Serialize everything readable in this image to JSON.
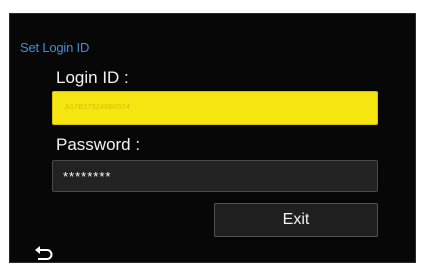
{
  "screen": {
    "title": "Set Login ID"
  },
  "form": {
    "login_label": "Login ID :",
    "login_value": "A17B275248B0574",
    "password_label": "Password :",
    "password_value": "********"
  },
  "actions": {
    "exit_label": "Exit",
    "back_icon": "return-arrow-icon"
  },
  "colors": {
    "accent_blue": "#3f8edb",
    "highlight_yellow": "#f5e510",
    "background": "#070707"
  }
}
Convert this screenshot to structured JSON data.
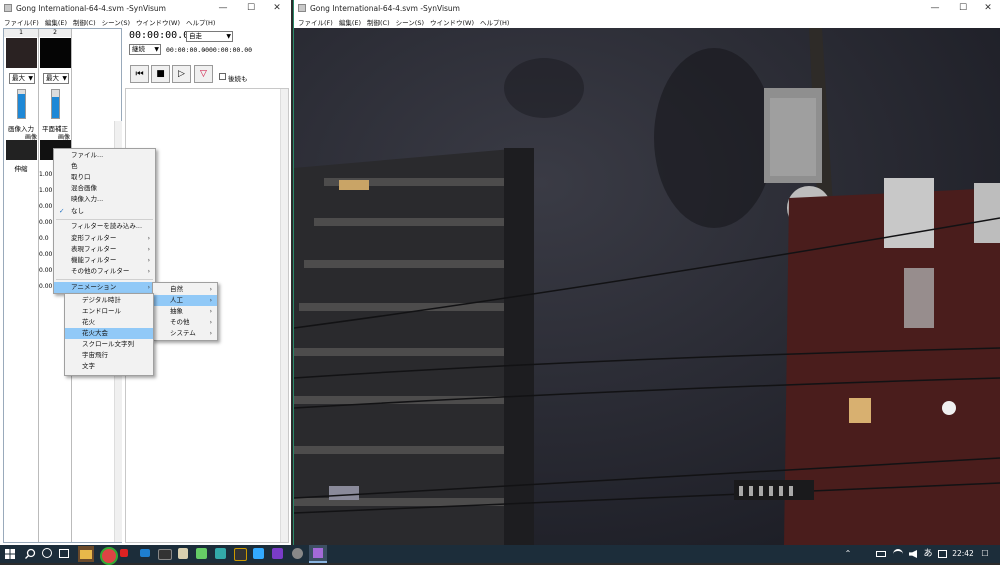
{
  "left_window": {
    "title": "Gong International-64-4.svm -SynVisum",
    "controls": [
      "—",
      "☐",
      "✕"
    ],
    "menu": [
      "ファイル(F)",
      "編集(E)",
      "制御(C)",
      "シーン(S)",
      "ウインドウ(W)",
      "ヘルプ(H)"
    ]
  },
  "right_window": {
    "title": "Gong International-64-4.svm -SynVisum",
    "controls": [
      "—",
      "☐",
      "✕"
    ],
    "menu": [
      "ファイル(F)",
      "編集(E)",
      "制御(C)",
      "シーン(S)",
      "ウインドウ(W)",
      "ヘルプ(H)"
    ]
  },
  "tracks": {
    "headers": [
      "1",
      "2"
    ],
    "size_select": [
      "最大",
      "最大"
    ],
    "level_a": 0.85,
    "level_b": 0.75,
    "labels": [
      "画像入力",
      "平面補正"
    ],
    "sublabels": [
      "画像",
      "画像"
    ],
    "bottom_label": "伸縮"
  },
  "values": [
    "1.00",
    "1.00",
    "0.00",
    "0.00",
    "0.0",
    "0.00",
    "0.00",
    "0.00"
  ],
  "transport": {
    "time": "00:00:00.00",
    "mode": "自走",
    "loop": "継続",
    "range_start": "00:00:00.00",
    "range_sep": "-",
    "range_end": "00:00:00.00",
    "buttons": [
      "⏮",
      "■",
      "▷",
      "▽"
    ],
    "continue_label": "後続も"
  },
  "context_menu": {
    "items": [
      "ファイル...",
      "色",
      "取り口",
      "混合画像",
      "映像入力...",
      "なし",
      "フィルターを読み込み...",
      "変形フィルター",
      "表現フィルター",
      "機能フィルター",
      "その他のフィルター",
      "アニメーション"
    ],
    "checked_marker": "✓"
  },
  "submenu_anim": {
    "items": [
      "自然",
      "人工",
      "抽象",
      "その他",
      "システム"
    ]
  },
  "submenu_artificial": {
    "items": [
      "デジタル時計",
      "エンドロール",
      "花火",
      "花火大会",
      "スクロール文字列",
      "宇宙飛行",
      "文字"
    ]
  },
  "taskbar": {
    "ime": "あ",
    "time": "22:42",
    "chevron": "⌃",
    "notification_icon": "☐"
  },
  "colors": {
    "highlight": "#91c9f7",
    "slider": "#1e88d6",
    "taskbar": "#1c2d3a"
  }
}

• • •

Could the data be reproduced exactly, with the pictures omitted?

__Solution to the problem__:
Serialize everything readable in this image to JSON.
{
  "screen": {
    "title": "Set Login ID"
  },
  "form": {
    "login_label": "Login ID :",
    "login_value": "A17B275248B0574",
    "password_label": "Password :",
    "password_value": "********"
  },
  "actions": {
    "exit_label": "Exit",
    "back_icon": "return-arrow-icon"
  },
  "colors": {
    "accent_blue": "#3f8edb",
    "highlight_yellow": "#f5e510",
    "background": "#070707"
  }
}
Convert this screenshot to structured JSON data.
{
  "left_window": {
    "title": "Gong International-64-4.svm -SynVisum",
    "controls": [
      "—",
      "☐",
      "✕"
    ],
    "menu": [
      "ファイル(F)",
      "編集(E)",
      "制御(C)",
      "シーン(S)",
      "ウインドウ(W)",
      "ヘルプ(H)"
    ]
  },
  "right_window": {
    "title": "Gong International-64-4.svm -SynVisum",
    "controls": [
      "—",
      "☐",
      "✕"
    ],
    "menu": [
      "ファイル(F)",
      "編集(E)",
      "制御(C)",
      "シーン(S)",
      "ウインドウ(W)",
      "ヘルプ(H)"
    ]
  },
  "tracks": {
    "headers": [
      "1",
      "2"
    ],
    "size_select": [
      "最大",
      "最大"
    ],
    "level_a": 0.85,
    "level_b": 0.75,
    "labels": [
      "画像入力",
      "平面補正"
    ],
    "sublabels": [
      "画像",
      "画像"
    ],
    "bottom_label": "伸縮"
  },
  "values": [
    "1.00",
    "1.00",
    "0.00",
    "0.00",
    "0.0",
    "0.00",
    "0.00",
    "0.00"
  ],
  "transport": {
    "time": "00:00:00.00",
    "mode": "自走",
    "loop": "継続",
    "range_start": "00:00:00.00",
    "range_sep": "-",
    "range_end": "00:00:00.00",
    "buttons": [
      "⏮",
      "■",
      "▷",
      "▽"
    ],
    "continue_label": "後続も"
  },
  "context_menu": {
    "items": [
      "ファイル...",
      "色",
      "取り口",
      "混合画像",
      "映像入力...",
      "なし",
      "フィルターを読み込み...",
      "変形フィルター",
      "表現フィルター",
      "機能フィルター",
      "その他のフィルター",
      "アニメーション"
    ],
    "checked_marker": "✓"
  },
  "submenu_anim": {
    "items": [
      "自然",
      "人工",
      "抽象",
      "その他",
      "システム"
    ]
  },
  "submenu_artificial": {
    "items": [
      "デジタル時計",
      "エンドロール",
      "花火",
      "花火大会",
      "スクロール文字列",
      "宇宙飛行",
      "文字"
    ]
  },
  "taskbar": {
    "ime": "あ",
    "time": "22:42",
    "chevron": "⌃",
    "notification_icon": "☐"
  },
  "colors": {
    "highlight": "#91c9f7",
    "slider": "#1e88d6",
    "taskbar": "#1c2d3a"
  }
}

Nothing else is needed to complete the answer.